* **Task to complete**
Each entry below should be returned exactly as is, with the pictures removed.

* **Material provided**
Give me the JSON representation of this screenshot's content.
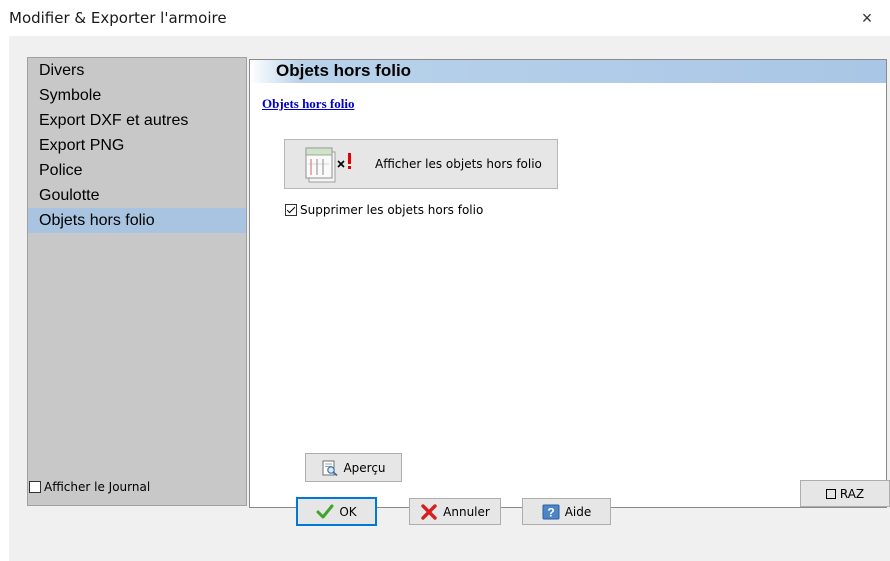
{
  "window": {
    "title": "Modifier & Exporter l'armoire",
    "close_glyph": "×"
  },
  "sidebar": {
    "items": [
      {
        "label": "Divers",
        "selected": false
      },
      {
        "label": "Symbole",
        "selected": false
      },
      {
        "label": "Export DXF et autres",
        "selected": false
      },
      {
        "label": "Export PNG",
        "selected": false
      },
      {
        "label": "Police",
        "selected": false
      },
      {
        "label": "Goulotte",
        "selected": false
      },
      {
        "label": "Objets hors folio",
        "selected": true
      }
    ],
    "journal": {
      "label": "Afficher le Journal",
      "checked": false
    }
  },
  "panel": {
    "header_title": "Objets hors folio",
    "section_link": "Objets hors folio",
    "show_button": {
      "label": "Afficher les objets hors folio",
      "icon": "folio-objects-icon"
    },
    "delete_checkbox": {
      "label": "Supprimer les objets hors folio",
      "checked": true
    },
    "preview_button": {
      "label": "Aperçu",
      "icon": "preview-icon"
    }
  },
  "footer": {
    "ok_label": "OK",
    "cancel_label": "Annuler",
    "help_label": "Aide",
    "raz_label": "RAZ"
  },
  "colors": {
    "selection": "#a9c4e1",
    "link": "#0000cc",
    "sidebar_bg": "#c8c8c8",
    "dialog_bg": "#f0f0f0",
    "ok_border": "#0078d7"
  }
}
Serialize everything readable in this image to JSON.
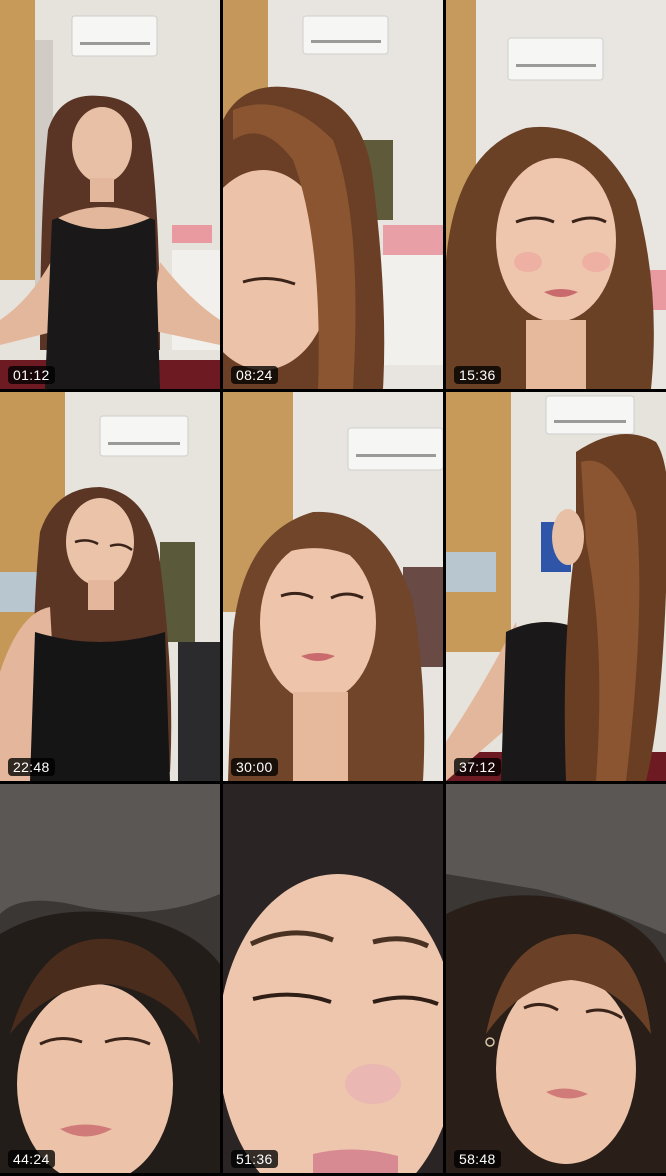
{
  "frames": [
    {
      "timestamp": "01:12",
      "scene": "room-upper-body"
    },
    {
      "timestamp": "08:24",
      "scene": "face-closeup-side"
    },
    {
      "timestamp": "15:36",
      "scene": "face-closeup-front"
    },
    {
      "timestamp": "22:48",
      "scene": "room-upper-body"
    },
    {
      "timestamp": "30:00",
      "scene": "face-closeup-front"
    },
    {
      "timestamp": "37:12",
      "scene": "room-turned-away"
    },
    {
      "timestamp": "44:24",
      "scene": "lying-down"
    },
    {
      "timestamp": "51:36",
      "scene": "face-extreme-closeup"
    },
    {
      "timestamp": "58:48",
      "scene": "lying-down"
    }
  ]
}
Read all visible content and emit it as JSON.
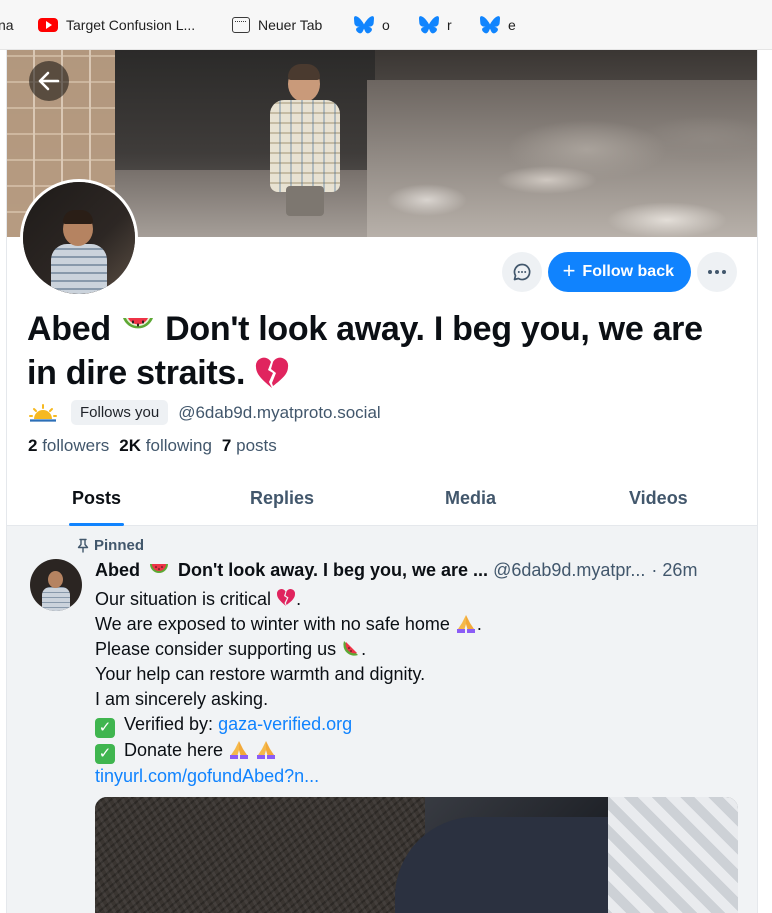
{
  "bookmarks": [
    {
      "label": "na",
      "icon": "none"
    },
    {
      "label": "Target Confusion L...",
      "icon": "youtube-icon"
    },
    {
      "label": "Neuer Tab",
      "icon": "tab-icon"
    },
    {
      "label": "o",
      "icon": "bluesky-butterfly-icon"
    },
    {
      "label": "r",
      "icon": "bluesky-butterfly-icon"
    },
    {
      "label": "e",
      "icon": "bluesky-butterfly-icon"
    }
  ],
  "profile": {
    "name_part1": "Abed",
    "name_part2": "Don't look away. I beg you, we are in dire straits.",
    "follows_you": "Follows you",
    "handle": "@6dab9d.myatproto.social",
    "followers_count": "2",
    "followers_label": "followers",
    "following_count": "2K",
    "following_label": "following",
    "posts_count": "7",
    "posts_label": "posts"
  },
  "actions": {
    "follow_back": "Follow back",
    "plus": "+"
  },
  "tabs": [
    {
      "label": "Posts",
      "active": true
    },
    {
      "label": "Replies",
      "active": false
    },
    {
      "label": "Media",
      "active": false
    },
    {
      "label": "Videos",
      "active": false
    }
  ],
  "post": {
    "pinned": "Pinned",
    "author_name": "Abed",
    "author_name_rest": "Don't look away. I beg you, we are ...",
    "handle": "@6dab9d.myatpr...",
    "time": "· 26m",
    "line1": "Our situation is critical",
    "line2": "We are exposed to winter with no safe home",
    "line3": "Please consider supporting us",
    "line4": "Your help can restore warmth and dignity.",
    "line5": "I am sincerely asking.",
    "line6_label": "Verified by:",
    "line6_link": "gaza-verified.org",
    "line7": "Donate here",
    "line8_link": "tinyurl.com/gofundAbed?n...",
    "period": "."
  },
  "colors": {
    "accent": "#1083fe",
    "muted_text": "#42576c"
  }
}
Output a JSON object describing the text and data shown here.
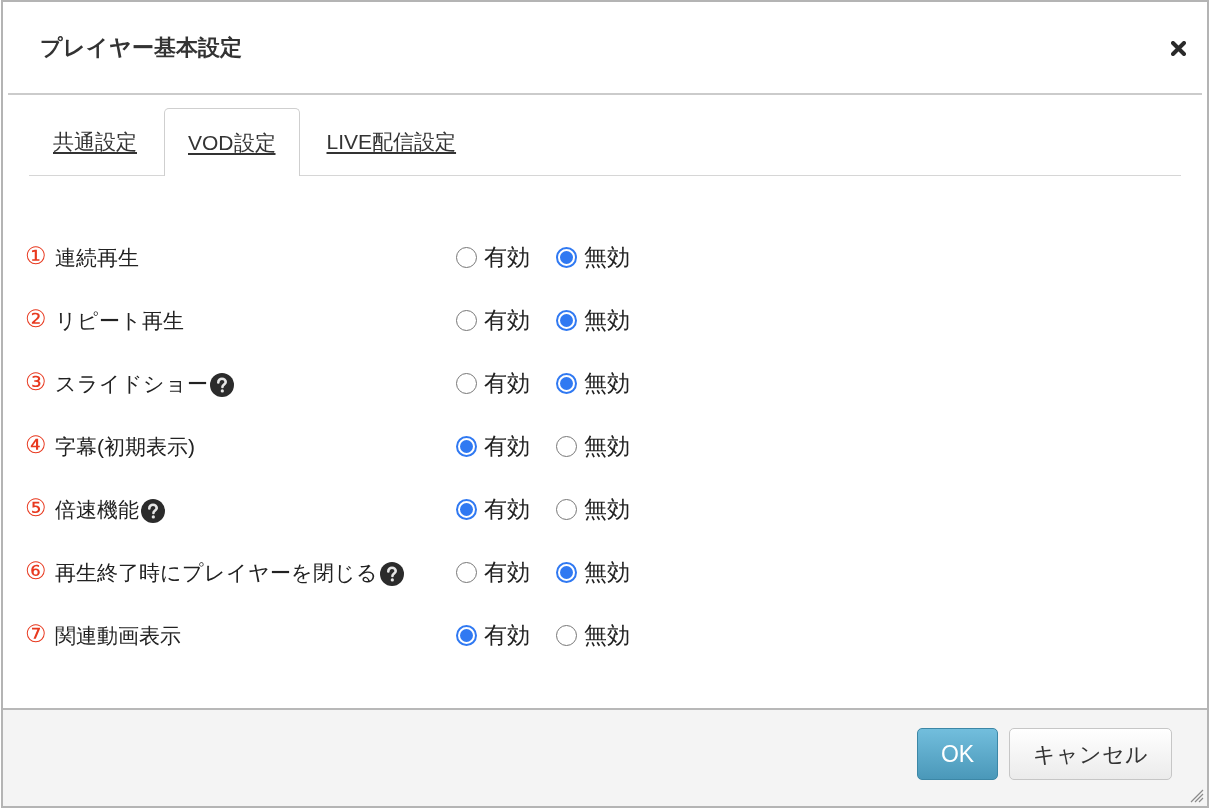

* **Answer area**
Give me the JSON representation of this screenshot's content.
{
  "window": {
    "title": "Modifier & Exporter l'armoire",
    "close_glyph": "×"
  },
  "sidebar": {
    "items": [
      {
        "label": "Divers",
        "selected": false
      },
      {
        "label": "Symbole",
        "selected": false
      },
      {
        "label": "Export DXF et autres",
        "selected": false
      },
      {
        "label": "Export PNG",
        "selected": false
      },
      {
        "label": "Police",
        "selected": false
      },
      {
        "label": "Goulotte",
        "selected": false
      },
      {
        "label": "Objets hors folio",
        "selected": true
      }
    ],
    "journal": {
      "label": "Afficher le Journal",
      "checked": false
    }
  },
  "panel": {
    "header_title": "Objets hors folio",
    "section_link": "Objets hors folio",
    "show_button": {
      "label": "Afficher les objets hors folio",
      "icon": "folio-objects-icon"
    },
    "delete_checkbox": {
      "label": "Supprimer les objets hors folio",
      "checked": true
    },
    "preview_button": {
      "label": "Aperçu",
      "icon": "preview-icon"
    }
  },
  "footer": {
    "ok_label": "OK",
    "cancel_label": "Annuler",
    "help_label": "Aide",
    "raz_label": "RAZ"
  },
  "colors": {
    "selection": "#a9c4e1",
    "link": "#0000cc",
    "sidebar_bg": "#c8c8c8",
    "dialog_bg": "#f0f0f0",
    "ok_border": "#0078d7"
  }
}
Serialize everything readable in this image to JSON.
{
  "frames": [
    {
      "timestamp": "01:12",
      "scene": "room-upper-body"
    },
    {
      "timestamp": "08:24",
      "scene": "face-closeup-side"
    },
    {
      "timestamp": "15:36",
      "scene": "face-closeup-front"
    },
    {
      "timestamp": "22:48",
      "scene": "room-upper-body"
    },
    {
      "timestamp": "30:00",
      "scene": "face-closeup-front"
    },
    {
      "timestamp": "37:12",
      "scene": "room-turned-away"
    },
    {
      "timestamp": "44:24",
      "scene": "lying-down"
    },
    {
      "timestamp": "51:36",
      "scene": "face-extreme-closeup"
    },
    {
      "timestamp": "58:48",
      "scene": "lying-down"
    }
  ]
}
Read all visible content and emit it as JSON.
{
  "bookmarks": [
    {
      "label": "na",
      "icon": "none"
    },
    {
      "label": "Target Confusion L...",
      "icon": "youtube-icon"
    },
    {
      "label": "Neuer Tab",
      "icon": "tab-icon"
    },
    {
      "label": "o",
      "icon": "bluesky-butterfly-icon"
    },
    {
      "label": "r",
      "icon": "bluesky-butterfly-icon"
    },
    {
      "label": "e",
      "icon": "bluesky-butterfly-icon"
    }
  ],
  "profile": {
    "name_part1": "Abed",
    "name_part2": "Don't look away. I beg you, we are in dire straits.",
    "follows_you": "Follows you",
    "handle": "@6dab9d.myatproto.social",
    "followers_count": "2",
    "followers_label": "followers",
    "following_count": "2K",
    "following_label": "following",
    "posts_count": "7",
    "posts_label": "posts"
  },
  "actions": {
    "follow_back": "Follow back",
    "plus": "+"
  },
  "tabs": [
    {
      "label": "Posts",
      "active": true
    },
    {
      "label": "Replies",
      "active": false
    },
    {
      "label": "Media",
      "active": false
    },
    {
      "label": "Videos",
      "active": false
    }
  ],
  "post": {
    "pinned": "Pinned",
    "author_name": "Abed",
    "author_name_rest": "Don't look away. I beg you, we are ...",
    "handle": "@6dab9d.myatpr...",
    "time": "· 26m",
    "line1": "Our situation is critical",
    "line2": "We are exposed to winter with no safe home",
    "line3": "Please consider supporting us",
    "line4": "Your help can restore warmth and dignity.",
    "line5": "I am sincerely asking.",
    "line6_label": "Verified by:",
    "line6_link": "gaza-verified.org",
    "line7": "Donate here",
    "line8_link": "tinyurl.com/gofundAbed?n...",
    "period": "."
  },
  "colors": {
    "accent": "#1083fe",
    "muted_text": "#42576c"
  }
}
Output a JSON object describing the text and data shown here.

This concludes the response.